• _Exercise_
Return the full listing, character for character.

• _Information provided_
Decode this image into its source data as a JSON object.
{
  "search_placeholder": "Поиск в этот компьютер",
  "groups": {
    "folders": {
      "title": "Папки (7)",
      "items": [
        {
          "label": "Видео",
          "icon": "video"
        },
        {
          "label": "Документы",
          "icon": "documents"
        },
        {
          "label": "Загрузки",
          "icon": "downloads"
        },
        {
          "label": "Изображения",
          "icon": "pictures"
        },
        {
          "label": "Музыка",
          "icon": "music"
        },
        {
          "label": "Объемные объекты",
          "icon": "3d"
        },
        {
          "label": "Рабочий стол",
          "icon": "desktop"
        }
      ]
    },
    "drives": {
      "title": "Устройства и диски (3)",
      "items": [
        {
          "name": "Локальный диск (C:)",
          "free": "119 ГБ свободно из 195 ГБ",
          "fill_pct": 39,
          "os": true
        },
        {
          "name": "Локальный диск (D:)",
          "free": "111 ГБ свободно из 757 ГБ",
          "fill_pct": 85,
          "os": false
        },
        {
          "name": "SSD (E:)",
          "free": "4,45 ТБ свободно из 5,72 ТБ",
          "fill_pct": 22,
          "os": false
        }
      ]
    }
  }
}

• _Reply_
Decode this image into its source data as a JSON object.
{
  "search_placeholder": "Поиск в этот компьютер",
  "groups": {
    "folders": {
      "title": "Папки (7)",
      "items": [
        {
          "label": "Видео",
          "icon": "video"
        },
        {
          "label": "Документы",
          "icon": "documents"
        },
        {
          "label": "Загрузки",
          "icon": "downloads"
        },
        {
          "label": "Изображения",
          "icon": "pictures"
        },
        {
          "label": "Музыка",
          "icon": "music"
        },
        {
          "label": "Объемные объекты",
          "icon": "3d"
        },
        {
          "label": "Рабочий стол",
          "icon": "desktop"
        }
      ]
    },
    "drives": {
      "title": "Устройства и диски (3)",
      "items": [
        {
          "name": "Локальный диск (C:)",
          "free": "119 ГБ свободно из 195 ГБ",
          "fill_pct": 39,
          "os": true
        },
        {
          "name": "Локальный диск (D:)",
          "free": "111 ГБ свободно из 757 ГБ",
          "fill_pct": 85,
          "os": false
        },
        {
          "name": "SSD (E:)",
          "free": "4,45 ТБ свободно из 5,72 ТБ",
          "fill_pct": 22,
          "os": false
        }
      ]
    }
  }
}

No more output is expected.